Aim of the task:
The line containing "Decode this image" marks the start; extract exactly from it through the last line of the entries, and omit any pictures.

Data for this exercise:
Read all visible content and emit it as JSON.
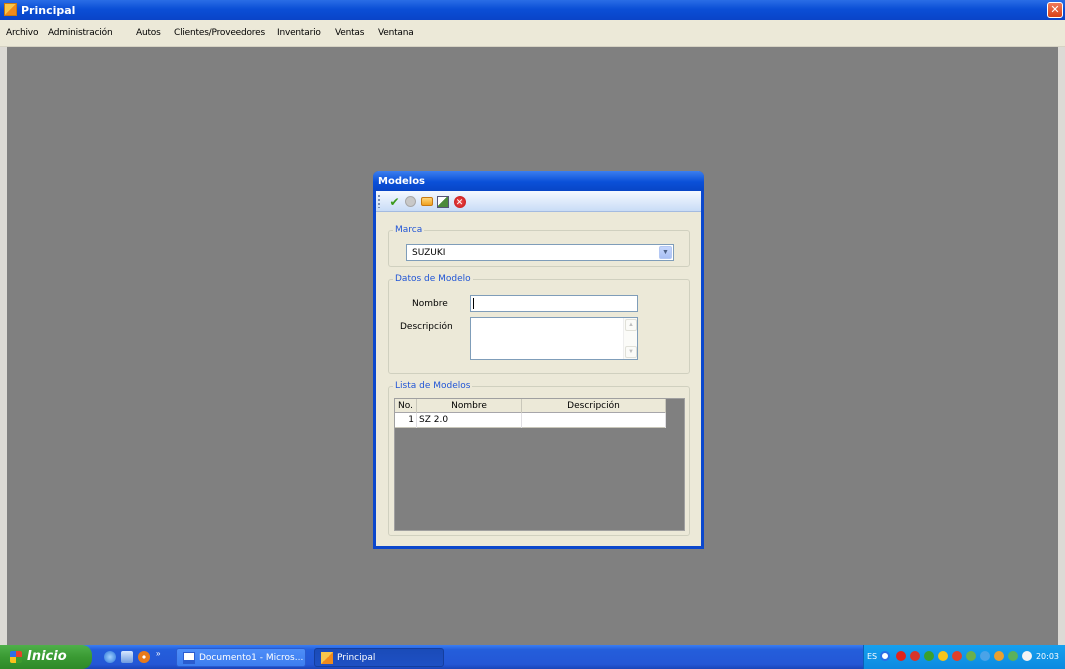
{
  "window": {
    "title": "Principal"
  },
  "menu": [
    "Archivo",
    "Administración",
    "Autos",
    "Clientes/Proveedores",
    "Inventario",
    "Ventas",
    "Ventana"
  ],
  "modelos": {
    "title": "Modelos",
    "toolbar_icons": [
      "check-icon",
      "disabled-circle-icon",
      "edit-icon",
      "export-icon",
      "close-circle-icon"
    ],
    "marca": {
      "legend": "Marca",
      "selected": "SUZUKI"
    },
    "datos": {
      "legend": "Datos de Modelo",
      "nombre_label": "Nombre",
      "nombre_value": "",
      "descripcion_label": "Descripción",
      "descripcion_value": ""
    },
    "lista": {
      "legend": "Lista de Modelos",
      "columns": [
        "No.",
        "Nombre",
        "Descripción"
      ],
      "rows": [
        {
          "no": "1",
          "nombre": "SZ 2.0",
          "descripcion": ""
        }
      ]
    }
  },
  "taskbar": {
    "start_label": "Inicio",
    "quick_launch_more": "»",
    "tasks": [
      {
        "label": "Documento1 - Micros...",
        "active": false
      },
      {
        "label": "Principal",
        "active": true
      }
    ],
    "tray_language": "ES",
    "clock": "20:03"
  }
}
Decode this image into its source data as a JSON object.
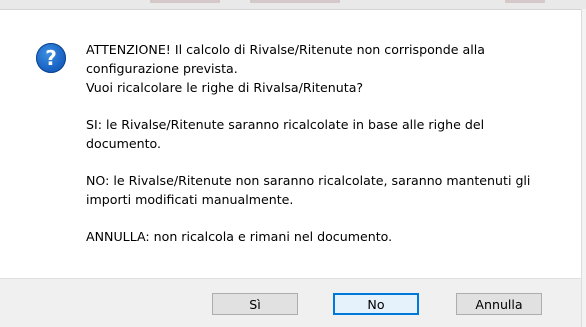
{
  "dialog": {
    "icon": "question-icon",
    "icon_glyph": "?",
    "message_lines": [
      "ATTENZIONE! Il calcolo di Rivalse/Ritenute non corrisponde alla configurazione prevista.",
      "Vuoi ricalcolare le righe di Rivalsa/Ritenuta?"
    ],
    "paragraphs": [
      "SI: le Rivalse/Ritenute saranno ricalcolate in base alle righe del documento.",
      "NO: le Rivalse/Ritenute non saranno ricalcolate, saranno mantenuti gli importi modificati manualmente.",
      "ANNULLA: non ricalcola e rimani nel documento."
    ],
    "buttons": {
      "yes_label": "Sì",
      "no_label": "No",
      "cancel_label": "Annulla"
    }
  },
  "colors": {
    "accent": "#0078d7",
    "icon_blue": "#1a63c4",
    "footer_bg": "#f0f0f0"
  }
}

Answer section:
Decode this image into its source data as a JSON object.
{
  "dialog": {
    "icon": "question-icon",
    "icon_glyph": "?",
    "message_lines": [
      "ATTENZIONE! Il calcolo di Rivalse/Ritenute non corrisponde alla configurazione prevista.",
      "Vuoi ricalcolare le righe di Rivalsa/Ritenuta?"
    ],
    "paragraphs": [
      "SI: le Rivalse/Ritenute saranno ricalcolate in base alle righe del documento.",
      "NO: le Rivalse/Ritenute non saranno ricalcolate, saranno mantenuti gli importi modificati manualmente.",
      "ANNULLA: non ricalcola e rimani nel documento."
    ],
    "buttons": {
      "yes_label": "Sì",
      "no_label": "No",
      "cancel_label": "Annulla"
    }
  },
  "colors": {
    "accent": "#0078d7",
    "icon_blue": "#1a63c4",
    "footer_bg": "#f0f0f0"
  }
}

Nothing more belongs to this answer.